Greenland is the largest island on the planet and on it rests the largest ice mass in the Northern Hemisphere.

According to the study, until 2000, the fundamental purpose behind the sea level ascent was credited to softening glaciers and the development of the seawater. In any case, throughout the most recent twenty years, the ice sheets which to a great extent cover Greenland and Antarctica have become another wellspring of worldwide ocean level ascent.

The UN’s atmosphere science warning board, the IPCC, has estimate ocean level ascent from all wellsprings of between 30-110 centimetres by 2100, contingent upon outflows.

Under the IPCC’s high outflows pathway, known as RCP8.5, nothing is done to check carbon contamination all through the 21st century, prompting an atmosphere more than 3C more sweltering than pre-Industrial levels.

The effect of ocean level ascent can be extreme as it can affect the lives of almost 287 million individuals because of flooding. Additionally, the United Nations logical body, the IPCC, ventures that the worldwide ocean level ascent could be between 30-110 centimetres by 2100.

One of the studies distributed as of late in the diary Nature uncovered that the Greenland ice sheet—arranged between the Arctic and the North Atlantic Ocean—is losing mass at a phenomenal rate, having recorded the most noteworthy softening as of late than in the previous 12,000 years.

Shfaqat Abbas Khan, a scientist at the Technical University of Denmark, said utilizing photos taken before the satellite period was another device to help reproduce the only remaining century’s ice misfortune this time.

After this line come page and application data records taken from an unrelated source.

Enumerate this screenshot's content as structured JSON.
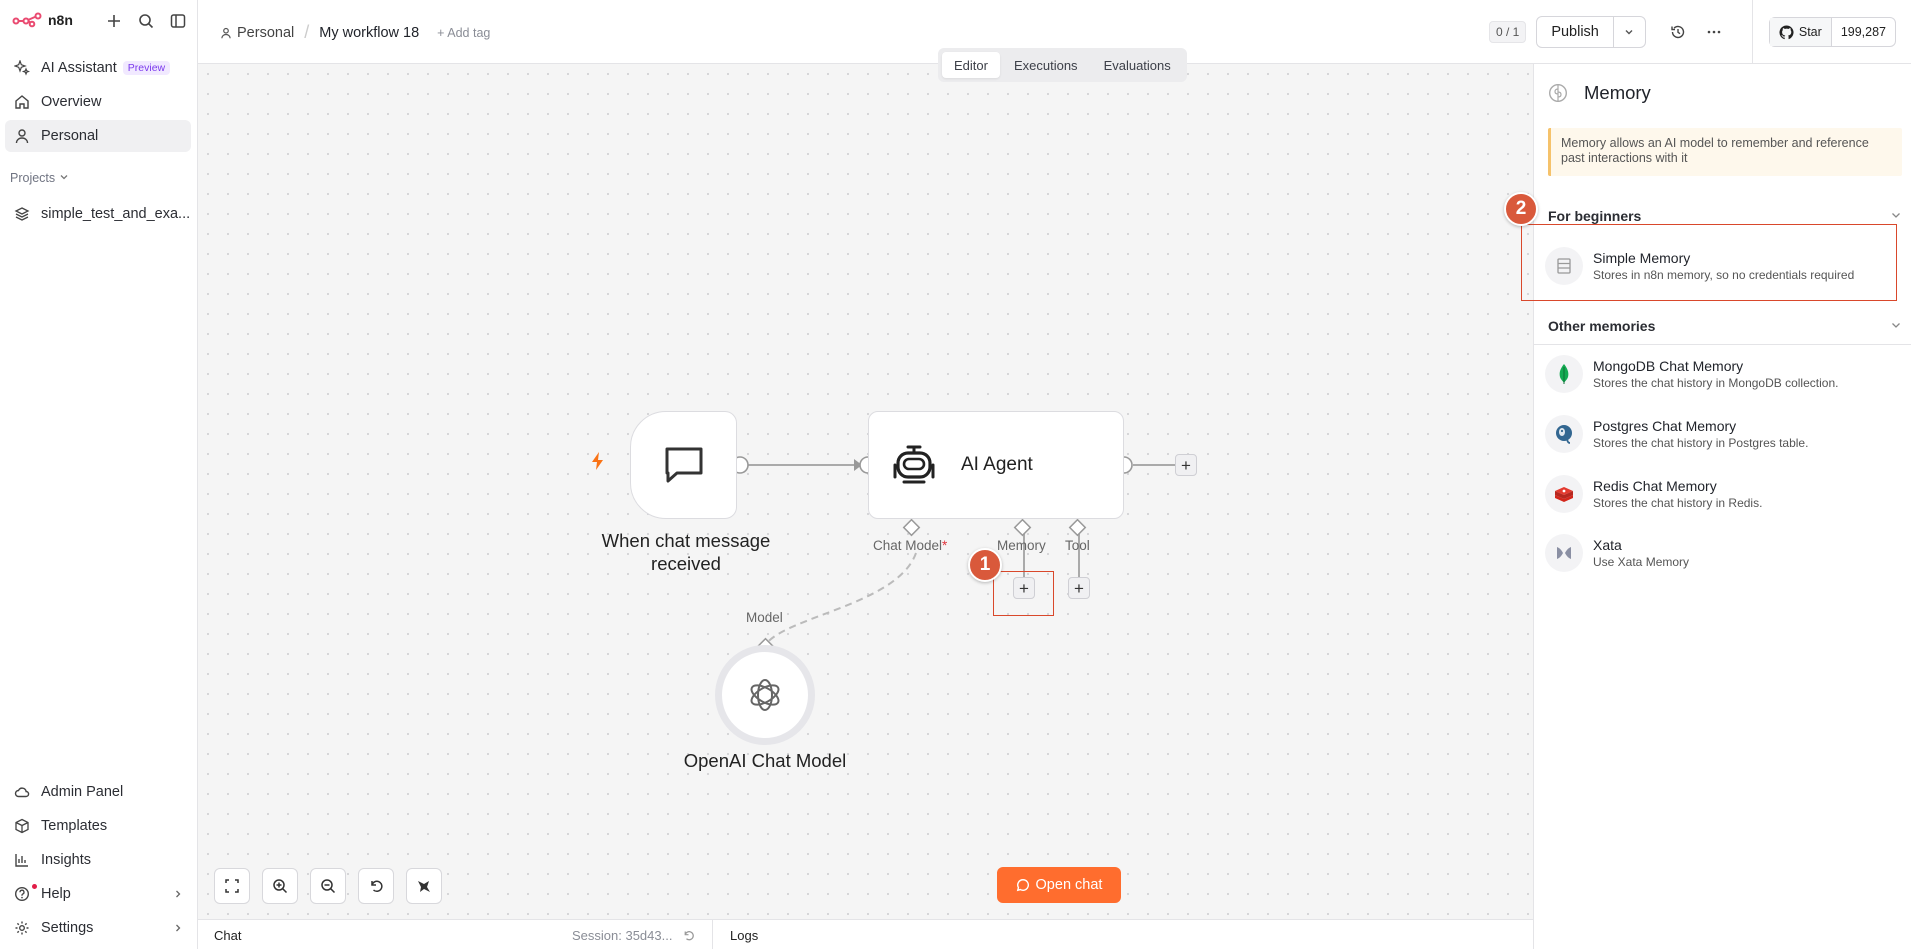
{
  "app": {
    "logo": "n8n"
  },
  "sidebar": {
    "items": [
      {
        "label": "AI Assistant",
        "badge": "Preview"
      },
      {
        "label": "Overview"
      },
      {
        "label": "Personal"
      }
    ],
    "projects_label": "Projects",
    "project": "simple_test_and_exa...",
    "bottom_items": [
      {
        "label": "Admin Panel"
      },
      {
        "label": "Templates"
      },
      {
        "label": "Insights"
      },
      {
        "label": "Help"
      },
      {
        "label": "Settings"
      }
    ]
  },
  "header": {
    "breadcrumb_personal": "Personal",
    "workflow_name": "My workflow 18",
    "add_tag": "+ Add tag",
    "counter": "0 / 1",
    "publish": "Publish",
    "github_star": "Star",
    "github_count": "199,287"
  },
  "tabs": [
    "Editor",
    "Executions",
    "Evaluations"
  ],
  "canvas": {
    "trigger_label_1": "When chat message",
    "trigger_label_2": "received",
    "agent_title": "AI Agent",
    "port_chat_model": "Chat Model",
    "port_required_mark": "*",
    "port_memory": "Memory",
    "port_tool": "Tool",
    "port_model": "Model",
    "openai_label": "OpenAI Chat Model",
    "plus": "+",
    "step1": "1",
    "step2": "2",
    "open_chat": "Open chat"
  },
  "bottom": {
    "chat": "Chat",
    "session": "Session: 35d43...",
    "logs": "Logs"
  },
  "panel": {
    "title": "Memory",
    "notice": "Memory allows an AI model to remember and reference past interactions with it",
    "section_beginners": "For beginners",
    "section_other": "Other memories",
    "beginner_items": [
      {
        "name": "Simple Memory",
        "desc": "Stores in n8n memory, so no credentials required"
      }
    ],
    "other_items": [
      {
        "name": "MongoDB Chat Memory",
        "desc": "Stores the chat history in MongoDB collection."
      },
      {
        "name": "Postgres Chat Memory",
        "desc": "Stores the chat history in Postgres table."
      },
      {
        "name": "Redis Chat Memory",
        "desc": "Stores the chat history in Redis."
      },
      {
        "name": "Xata",
        "desc": "Use Xata Memory"
      }
    ]
  },
  "colors": {
    "accent": "#ff6d2e",
    "highlight": "#d9482b",
    "badge": "#d9593b",
    "preview": "#7c3aed"
  }
}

“The worst-case scenario is underestimated. Ice loss may be anywhere from three or four times larger than previously predicted for the thee glaciers considered in this study,” said Khan.